#### Instructions for the task
Could you copy every record below exactly, leaving out the pictures?

- Opening Delimiter -

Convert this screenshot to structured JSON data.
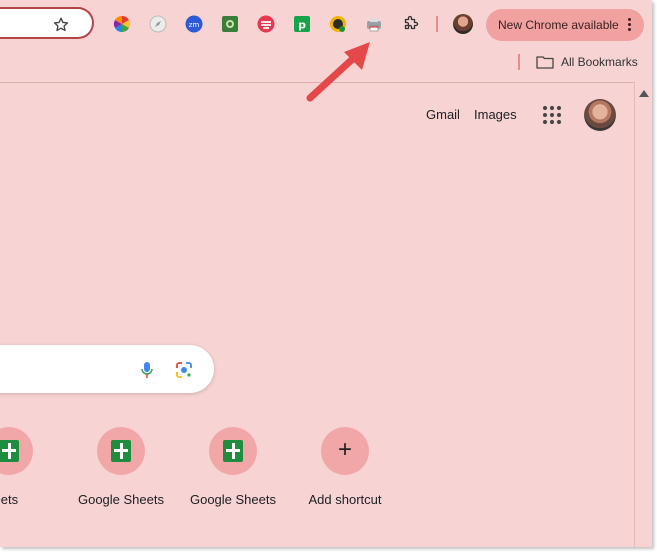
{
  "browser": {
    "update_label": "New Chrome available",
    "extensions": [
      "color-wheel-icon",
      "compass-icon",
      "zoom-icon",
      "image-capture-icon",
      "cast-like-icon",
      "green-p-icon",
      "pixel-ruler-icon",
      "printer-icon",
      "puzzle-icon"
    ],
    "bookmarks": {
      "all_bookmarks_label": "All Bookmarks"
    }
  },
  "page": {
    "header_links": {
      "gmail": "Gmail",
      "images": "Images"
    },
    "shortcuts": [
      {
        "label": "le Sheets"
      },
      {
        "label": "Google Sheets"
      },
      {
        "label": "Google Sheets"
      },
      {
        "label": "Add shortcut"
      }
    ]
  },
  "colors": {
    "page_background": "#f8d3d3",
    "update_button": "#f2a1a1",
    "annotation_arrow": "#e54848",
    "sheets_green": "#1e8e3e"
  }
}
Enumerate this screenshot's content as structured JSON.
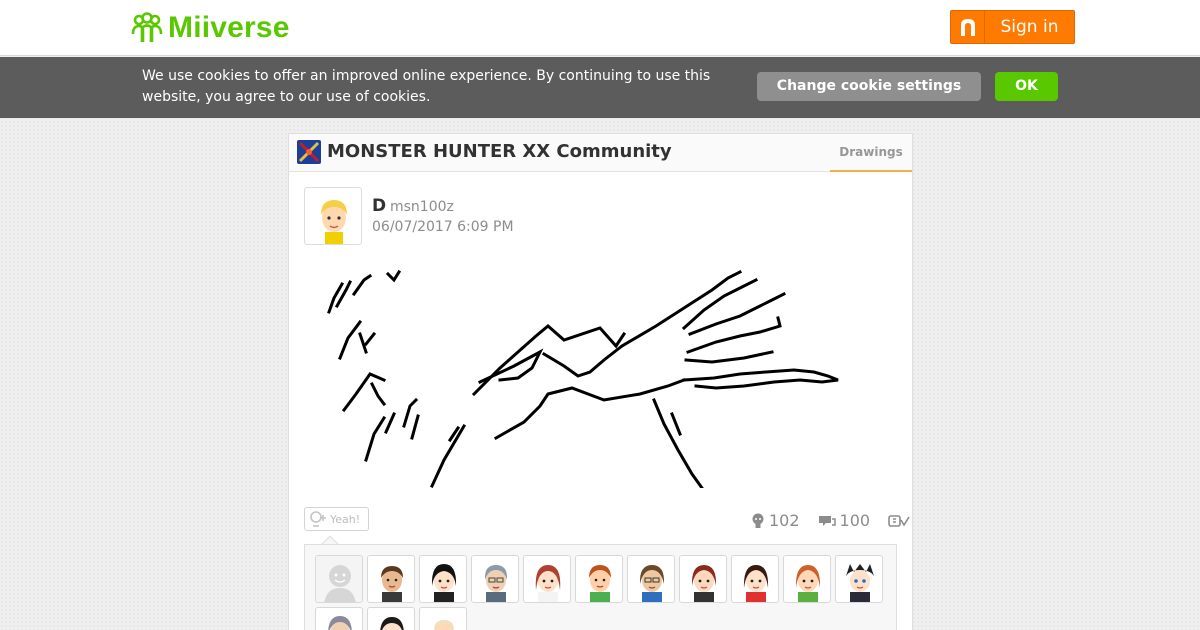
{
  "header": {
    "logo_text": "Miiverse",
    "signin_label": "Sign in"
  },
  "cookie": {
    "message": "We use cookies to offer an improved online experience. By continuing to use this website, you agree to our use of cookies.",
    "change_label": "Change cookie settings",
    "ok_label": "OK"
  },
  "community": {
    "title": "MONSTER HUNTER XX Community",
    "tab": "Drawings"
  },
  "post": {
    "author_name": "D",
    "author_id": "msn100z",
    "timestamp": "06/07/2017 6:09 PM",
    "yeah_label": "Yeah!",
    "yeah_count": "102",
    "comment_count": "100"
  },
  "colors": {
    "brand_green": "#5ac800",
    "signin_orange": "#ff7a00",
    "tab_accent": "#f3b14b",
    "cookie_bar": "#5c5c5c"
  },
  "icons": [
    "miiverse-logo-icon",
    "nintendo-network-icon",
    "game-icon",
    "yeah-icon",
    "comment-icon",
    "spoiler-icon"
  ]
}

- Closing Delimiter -

#### Solution for this problem
Convert this screenshot to structured JSON data.
{
  "browser": {
    "update_label": "New Chrome available",
    "extensions": [
      "color-wheel-icon",
      "compass-icon",
      "zoom-icon",
      "image-capture-icon",
      "cast-like-icon",
      "green-p-icon",
      "pixel-ruler-icon",
      "printer-icon",
      "puzzle-icon"
    ],
    "bookmarks": {
      "all_bookmarks_label": "All Bookmarks"
    }
  },
  "page": {
    "header_links": {
      "gmail": "Gmail",
      "images": "Images"
    },
    "shortcuts": [
      {
        "label": "le Sheets"
      },
      {
        "label": "Google Sheets"
      },
      {
        "label": "Google Sheets"
      },
      {
        "label": "Add shortcut"
      }
    ]
  },
  "colors": {
    "page_background": "#f8d3d3",
    "update_button": "#f2a1a1",
    "annotation_arrow": "#e54848",
    "sheets_green": "#1e8e3e"
  }
}
Enumerate this screenshot's content as structured JSON.
{
  "header": {
    "logo_text": "Miiverse",
    "signin_label": "Sign in"
  },
  "cookie": {
    "message": "We use cookies to offer an improved online experience. By continuing to use this website, you agree to our use of cookies.",
    "change_label": "Change cookie settings",
    "ok_label": "OK"
  },
  "community": {
    "title": "MONSTER HUNTER XX Community",
    "tab": "Drawings"
  },
  "post": {
    "author_name": "D",
    "author_id": "msn100z",
    "timestamp": "06/07/2017 6:09 PM",
    "yeah_label": "Yeah!",
    "yeah_count": "102",
    "comment_count": "100"
  },
  "colors": {
    "brand_green": "#5ac800",
    "signin_orange": "#ff7a00",
    "tab_accent": "#f3b14b",
    "cookie_bar": "#5c5c5c"
  },
  "icons": [
    "miiverse-logo-icon",
    "nintendo-network-icon",
    "game-icon",
    "yeah-icon",
    "comment-icon",
    "spoiler-icon"
  ]
}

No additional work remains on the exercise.